What you need to do: Scan the material below, then work out how many of its lines contain the word "Testman"; reply with that number only.

Data records:
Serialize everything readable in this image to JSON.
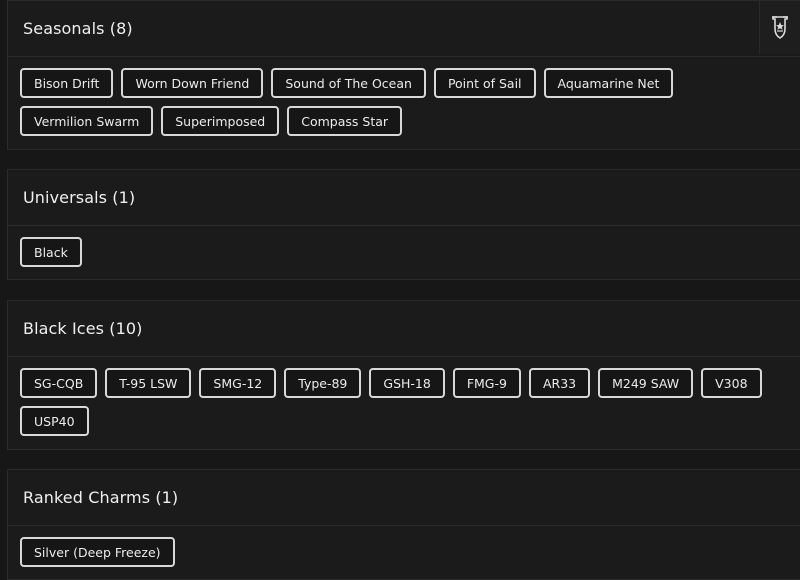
{
  "sections": [
    {
      "title": "Seasonals (8)",
      "tags": [
        "Bison Drift",
        "Worn Down Friend",
        "Sound of The Ocean",
        "Point of Sail",
        "Aquamarine Net",
        "Vermilion Swarm",
        "Superimposed",
        "Compass Star"
      ]
    },
    {
      "title": "Universals (1)",
      "tags": [
        "Black"
      ]
    },
    {
      "title": "Black Ices (10)",
      "tags": [
        "SG-CQB",
        "T-95 LSW",
        "SMG-12",
        "Type-89",
        "GSH-18",
        "FMG-9",
        "AR33",
        "M249 SAW",
        "V308",
        "USP40"
      ]
    },
    {
      "title": "Ranked Charms (1)",
      "tags": [
        "Silver (Deep Freeze)"
      ]
    }
  ],
  "corner_icon": "shield-badge-icon"
}
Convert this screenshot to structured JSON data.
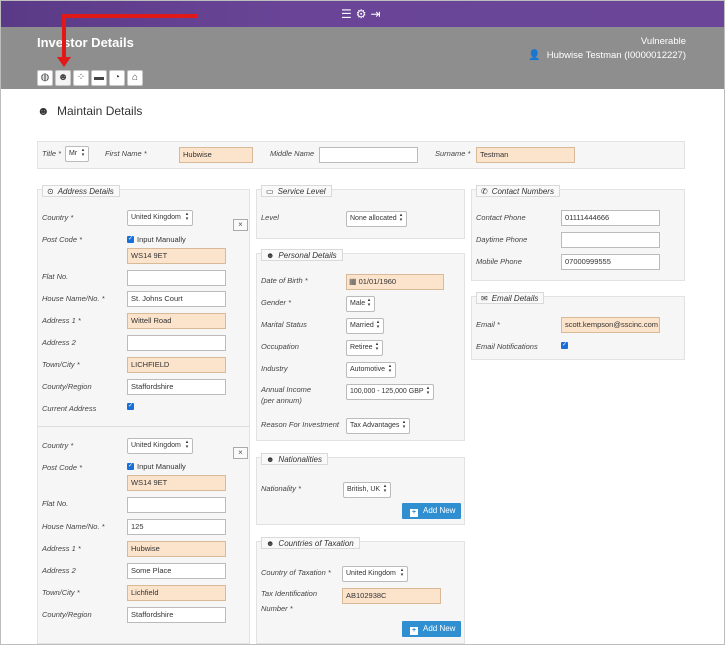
{
  "topbar": {
    "icons": [
      "menu-icon",
      "gear-icon",
      "logout-icon"
    ]
  },
  "header": {
    "title": "Investor Details",
    "vulnerable_label": "Vulnerable",
    "user_name": "Hubwise Testman (I0000012227)"
  },
  "tabs": [
    {
      "icon": "globe-icon"
    },
    {
      "icon": "person-icon"
    },
    {
      "icon": "group-icon"
    },
    {
      "icon": "folder-icon"
    },
    {
      "icon": "pie-chart-icon"
    },
    {
      "icon": "bank-icon"
    }
  ],
  "page": {
    "title": "Maintain Details"
  },
  "name_row": {
    "title_label": "Title *",
    "title_value": "Mr",
    "first_name_label": "First Name *",
    "first_name_value": "Hubwise",
    "middle_name_label": "Middle Name",
    "middle_name_value": "",
    "surname_label": "Surname *",
    "surname_value": "Testman"
  },
  "address": {
    "legend": "Address Details",
    "labels": {
      "country": "Country *",
      "post_code": "Post Code *",
      "flat": "Flat No.",
      "house": "House Name/No. *",
      "address1": "Address 1 *",
      "address2": "Address 2",
      "town": "Town/City *",
      "county": "County/Region",
      "current": "Current Address"
    },
    "input_manually_label": "Input Manually",
    "close": "×",
    "blocks": [
      {
        "country": "United Kingdom",
        "post_code": "WS14 9ET",
        "flat": "",
        "house": "St. Johns Court",
        "address1": "Wittell Road",
        "address2": "",
        "town": "LICHFIELD",
        "county": "Staffordshire"
      },
      {
        "country": "United Kingdom",
        "post_code": "WS14 9ET",
        "flat": "",
        "house": "125",
        "address1": "Hubwise",
        "address2": "Some Place",
        "town": "Lichfield",
        "county": "Staffordshire"
      }
    ]
  },
  "service": {
    "legend": "Service Level",
    "level_label": "Level",
    "level_value": "None allocated"
  },
  "personal": {
    "legend": "Personal Details",
    "dob_label": "Date of Birth *",
    "dob_value": "01/01/1960",
    "gender_label": "Gender *",
    "gender_value": "Male",
    "marital_label": "Marital Status",
    "marital_value": "Married",
    "occupation_label": "Occupation",
    "occupation_value": "Retiree",
    "industry_label": "Industry",
    "industry_value": "Automotive",
    "income_label_1": "Annual Income",
    "income_label_2": "(per annum)",
    "income_value": "100,000 - 125,000 GBP",
    "reason_label": "Reason For Investment",
    "reason_value": "Tax Advantages"
  },
  "nationalities": {
    "legend": "Nationalities",
    "label": "Nationality *",
    "value": "British, UK",
    "add_label": "Add New"
  },
  "taxation": {
    "legend": "Countries of Taxation",
    "country_label": "Country of Taxation *",
    "country_value": "United Kingdom",
    "tin_label_1": "Tax Identification",
    "tin_label_2": "Number *",
    "tin_value": "AB102938C",
    "add_label": "Add New"
  },
  "contact": {
    "legend": "Contact Numbers",
    "contact_label": "Contact Phone",
    "contact_value": "01111444666",
    "daytime_label": "Daytime Phone",
    "daytime_value": "",
    "mobile_label": "Mobile Phone",
    "mobile_value": "07000999555"
  },
  "email": {
    "legend": "Email Details",
    "email_label": "Email *",
    "email_value": "scott.kempson@sscinc.com",
    "notifications_label": "Email Notifications"
  },
  "colors": {
    "accent_purple": "#6a4597",
    "header_gray": "#8e8e8e",
    "required_fill": "#fbe3cc",
    "button_blue": "#2f8fd1",
    "annotation_red": "#e01818"
  }
}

Task output: 2